After a few surreptitious glances, Mayukhda exclaimed, “Fuuuuck! Yeeeeaah, Dude!! She’s staring at you!!!”
“Do I know her?” I asked Mayukhda, who was my go to guy every time I needed an ID check.
“No, I don’t think so. I’ve never met her.”
“Hmm… Oh well, let’s chuck it. Why would any girl stare at me?” And we moved on to better things.
Over the next few days, my suspicion turned to certainty. Whoever this girl was, she was totally staring at me. She would look out for me, and once she spotted me, she would sit on the katta and just keep staring! Mayukhda had spread the word of this girl to some of our friends, and often somebody or the other would turn my attention to the fact that she was staring at me again! Her inevitable presence while I was on campus, and her incessant staring at me, eventually earned her the title of my Stalker.
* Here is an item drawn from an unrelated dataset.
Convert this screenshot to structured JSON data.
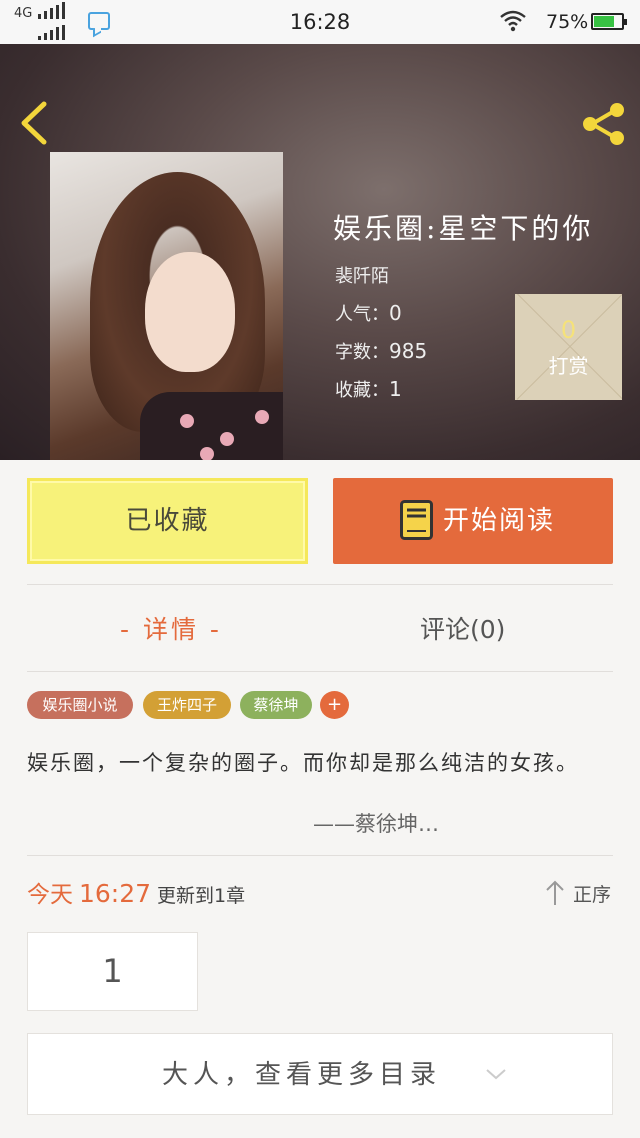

One day, Mayukhda and I were chatting on the katta sometime in the morning. There were few people about, and the katta was mostly empty, meaning there was a good 10 yards to our left and nearly 20 yards to our right of clear katta. The three girls came out of the Symbi Food Court, and suddenly came over and sat right next to us, such that one of them was literally rubbing shoulders with me! After a few minutes, the girl next to me traded places with the girl who would stare at me, and suddenly, I was within breathing distance of my Stalker! Mayukhda was saying something or the other to me, but I had pretty much zoned out by then, and all I could hear were bits and pieces of the sotto voce conversation of the girls. Suddenly, I heard my Stalker ask the other two, “Should I ask him? Should I ask him?”
I immediately turned to Mayukhda and said, “Da, it’s getting pretty hot out here. Let’s move to class.” I don’t know why, but I felt somewhat hounded by this female, and I wasn’t quite ready for a first contact yet.
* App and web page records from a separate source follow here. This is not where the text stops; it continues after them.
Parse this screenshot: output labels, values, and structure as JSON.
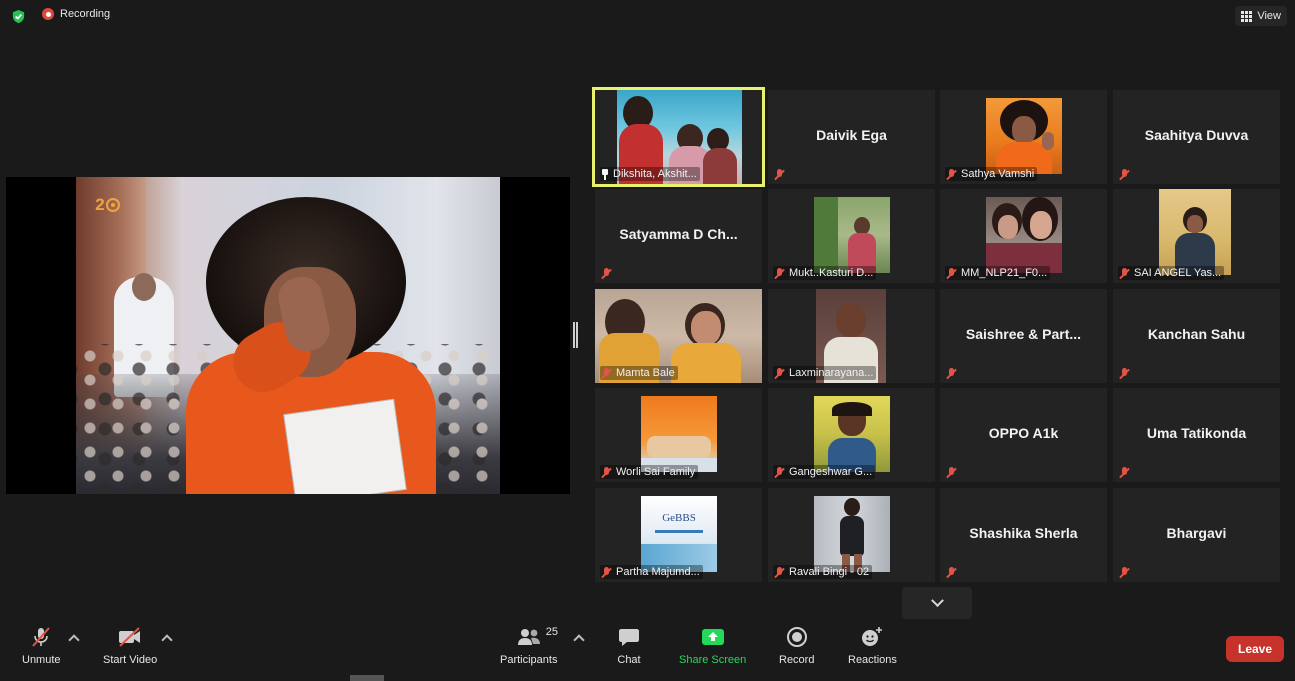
{
  "topbar": {
    "recording_label": "Recording",
    "view_label": "View",
    "security_icon": "shield-check-icon"
  },
  "share_screen": {
    "badge_text": "2",
    "description_icon": "shared-video"
  },
  "gallery": {
    "tiles": [
      {
        "name": "Dikshita, Akshit...",
        "video": true,
        "pinned": true,
        "active": true
      },
      {
        "name": "Daivik Ega",
        "video": false
      },
      {
        "name": "Sathya Vamshi",
        "video": true
      },
      {
        "name": "Saahitya Duvva",
        "video": false
      },
      {
        "name": "Satyamma D Ch...",
        "video": false
      },
      {
        "name": "Mukt..Kasturi D...",
        "video": true
      },
      {
        "name": "MM_NLP21_F0...",
        "video": true
      },
      {
        "name": "SAI ANGEL Yas...",
        "video": true
      },
      {
        "name": "Mamta Bale",
        "video": true
      },
      {
        "name": "Laxminarayana...",
        "video": true
      },
      {
        "name": "Saishree & Part...",
        "video": false
      },
      {
        "name": "Kanchan Sahu",
        "video": false
      },
      {
        "name": "Worli Sai Family",
        "video": true
      },
      {
        "name": "Gangeshwar G...",
        "video": true
      },
      {
        "name": "OPPO A1k",
        "video": false
      },
      {
        "name": "Uma Tatikonda",
        "video": false
      },
      {
        "name": "Partha Majumd...",
        "video": true
      },
      {
        "name": "Ravali Bingi - 02",
        "video": true
      },
      {
        "name": "Shashika Sherla",
        "video": false
      },
      {
        "name": "Bhargavi",
        "video": false
      }
    ],
    "gebbs_text": "GeBBS"
  },
  "toolbar": {
    "unmute_label": "Unmute",
    "start_video_label": "Start Video",
    "participants_label": "Participants",
    "participants_count": "25",
    "chat_label": "Chat",
    "share_screen_label": "Share Screen",
    "record_label": "Record",
    "reactions_label": "Reactions",
    "leave_label": "Leave"
  },
  "colors": {
    "background": "#1a1a1a",
    "tile_bg": "#232323",
    "active_border": "#e8f36b",
    "share_green": "#23d959",
    "leave_red": "#c5332a",
    "mute_red": "#e25445"
  }
}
As more days went by, the Stalker kept changing her tactics at getting me to notice her. She would keep positioning herself in a way such that she would be directly in my line of sight. In the process she kept reducing the physical distance between us daily. I would often have to keep away from certain portions of the campus, because I knew she’d be sitting there, waiting, watching! I’d often have to sneak out of college through the parking lot at the back of college, and sneak in the same way. Mayukhda had even devised a system of spotting me on campus – if he wanted to check if I was on campus, he’d look for the Stalker on the katta, and then look in the general direction where she was staring, and sure enough, there I would be!
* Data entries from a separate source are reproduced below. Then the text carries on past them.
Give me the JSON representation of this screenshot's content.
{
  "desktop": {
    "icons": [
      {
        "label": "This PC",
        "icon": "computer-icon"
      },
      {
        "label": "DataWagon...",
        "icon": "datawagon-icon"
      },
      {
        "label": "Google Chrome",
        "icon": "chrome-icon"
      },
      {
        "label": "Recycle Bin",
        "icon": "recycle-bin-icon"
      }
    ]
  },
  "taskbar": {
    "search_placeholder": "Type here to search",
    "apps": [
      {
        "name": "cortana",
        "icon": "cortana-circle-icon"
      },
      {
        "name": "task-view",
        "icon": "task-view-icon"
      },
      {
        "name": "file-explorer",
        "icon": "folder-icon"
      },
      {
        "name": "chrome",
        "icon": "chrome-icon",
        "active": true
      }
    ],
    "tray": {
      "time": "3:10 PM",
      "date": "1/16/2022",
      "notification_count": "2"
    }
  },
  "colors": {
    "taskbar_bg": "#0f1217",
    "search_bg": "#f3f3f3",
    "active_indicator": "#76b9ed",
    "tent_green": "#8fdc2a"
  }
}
Finally, one fine day, after much pacing around in an area about 9 feet from where I was standing, she finally approached me and asked, “Hi, are you Vikram?”
“Well, it’s Bikram actually,” I replied, trying my best not to burst out laughing nervously at this first contact with my Stalker. Mayukhda, who had been standing next to me, excused himself and walked off, much to my chagrin, and I was left alone to face this girl. But it turned out that I had very little to say. In the next 20 minutes or so, I knew all about her parents, her three sisters, which sister is musically inclined in what way, that she herself had been learning to play the guitar in Muscat where she was from, and all kinds of other sundry details. She even wanted to jam with me, having heard that I play the guitar. She mentioned that she’d like to learn from me, but I told her that I didn’t know how to teach guitar, but I had the numbers of a couple of people who did. She seemed only to want to play / learn with me, so after some amount of convincing, she finally took the numbers I gave her, with a heavy look of disappointment. But that look disappeared behind a very sunny smile as she said goodbye and skipped off.
I turned around, and a feeling washed through me as if I had just been through a heavy impending ordeal, except in a good way. Sagar and Mayukhda sat a few feet away, on a circular portion of the katta built around a large tree. They both had conspiratorial grins on their faces, and as I walked upto them, Sagar asked excitedly, “Dude, your Stalker! You finally spoke to her! Tell us what happened man!”
“Her name is Kannika,” I said in a daze, the reason for which I have never understood.